## Work to be completed
Repeat the records exactly. Every line must match.

[Stored data]

====

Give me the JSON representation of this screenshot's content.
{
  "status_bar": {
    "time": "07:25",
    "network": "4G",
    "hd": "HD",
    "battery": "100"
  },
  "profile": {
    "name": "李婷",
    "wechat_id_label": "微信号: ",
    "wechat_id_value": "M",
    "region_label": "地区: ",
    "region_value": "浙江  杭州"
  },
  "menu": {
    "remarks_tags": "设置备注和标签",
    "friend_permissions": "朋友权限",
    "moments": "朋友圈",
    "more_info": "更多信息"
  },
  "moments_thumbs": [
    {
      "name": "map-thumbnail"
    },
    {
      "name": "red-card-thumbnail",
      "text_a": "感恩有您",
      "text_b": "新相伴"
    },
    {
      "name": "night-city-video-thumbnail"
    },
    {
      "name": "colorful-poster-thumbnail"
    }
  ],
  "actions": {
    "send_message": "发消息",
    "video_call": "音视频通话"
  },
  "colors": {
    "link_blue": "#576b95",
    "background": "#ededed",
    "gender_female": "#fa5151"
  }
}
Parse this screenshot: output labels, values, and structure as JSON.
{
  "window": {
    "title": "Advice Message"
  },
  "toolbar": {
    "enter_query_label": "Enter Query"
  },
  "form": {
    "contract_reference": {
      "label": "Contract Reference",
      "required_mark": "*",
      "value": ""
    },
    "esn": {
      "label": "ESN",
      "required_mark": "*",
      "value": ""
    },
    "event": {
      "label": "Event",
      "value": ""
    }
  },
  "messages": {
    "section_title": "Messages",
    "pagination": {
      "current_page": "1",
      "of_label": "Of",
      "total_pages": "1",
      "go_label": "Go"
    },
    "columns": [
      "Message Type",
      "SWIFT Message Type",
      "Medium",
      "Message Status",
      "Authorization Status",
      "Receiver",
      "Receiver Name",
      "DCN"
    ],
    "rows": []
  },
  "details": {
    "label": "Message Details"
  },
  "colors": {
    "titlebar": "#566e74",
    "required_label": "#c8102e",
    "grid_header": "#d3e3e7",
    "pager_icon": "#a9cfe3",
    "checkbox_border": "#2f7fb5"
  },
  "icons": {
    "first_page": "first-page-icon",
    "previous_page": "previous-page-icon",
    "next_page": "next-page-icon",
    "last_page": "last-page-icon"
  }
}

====

## Expected answer
Give me the JSON representation of this screenshot's content.
{
  "status_bar": {
    "time": "07:25",
    "network": "4G",
    "hd": "HD",
    "battery": "100"
  },
  "profile": {
    "name": "李婷",
    "wechat_id_label": "微信号: ",
    "wechat_id_value": "M",
    "region_label": "地区: ",
    "region_value": "浙江  杭州"
  },
  "menu": {
    "remarks_tags": "设置备注和标签",
    "friend_permissions": "朋友权限",
    "moments": "朋友圈",
    "more_info": "更多信息"
  },
  "moments_thumbs": [
    {
      "name": "map-thumbnail"
    },
    {
      "name": "red-card-thumbnail",
      "text_a": "感恩有您",
      "text_b": "新相伴"
    },
    {
      "name": "night-city-video-thumbnail"
    },
    {
      "name": "colorful-poster-thumbnail"
    }
  ],
  "actions": {
    "send_message": "发消息",
    "video_call": "音视频通话"
  },
  "colors": {
    "link_blue": "#576b95",
    "background": "#ededed",
    "gender_female": "#fa5151"
  }
}
Parse this screenshot: output labels, values, and structure as JSON.
{
  "window": {
    "title": "Advice Message"
  },
  "toolbar": {
    "enter_query_label": "Enter Query"
  },
  "form": {
    "contract_reference": {
      "label": "Contract Reference",
      "required_mark": "*",
      "value": ""
    },
    "esn": {
      "label": "ESN",
      "required_mark": "*",
      "value": ""
    },
    "event": {
      "label": "Event",
      "value": ""
    }
  },
  "messages": {
    "section_title": "Messages",
    "pagination": {
      "current_page": "1",
      "of_label": "Of",
      "total_pages": "1",
      "go_label": "Go"
    },
    "columns": [
      "Message Type",
      "SWIFT Message Type",
      "Medium",
      "Message Status",
      "Authorization Status",
      "Receiver",
      "Receiver Name",
      "DCN"
    ],
    "rows": []
  },
  "details": {
    "label": "Message Details"
  },
  "colors": {
    "titlebar": "#566e74",
    "required_label": "#c8102e",
    "grid_header": "#d3e3e7",
    "pager_icon": "#a9cfe3",
    "checkbox_border": "#2f7fb5"
  },
  "icons": {
    "first_page": "first-page-icon",
    "previous_page": "previous-page-icon",
    "next_page": "next-page-icon",
    "last_page": "last-page-icon"
  }
}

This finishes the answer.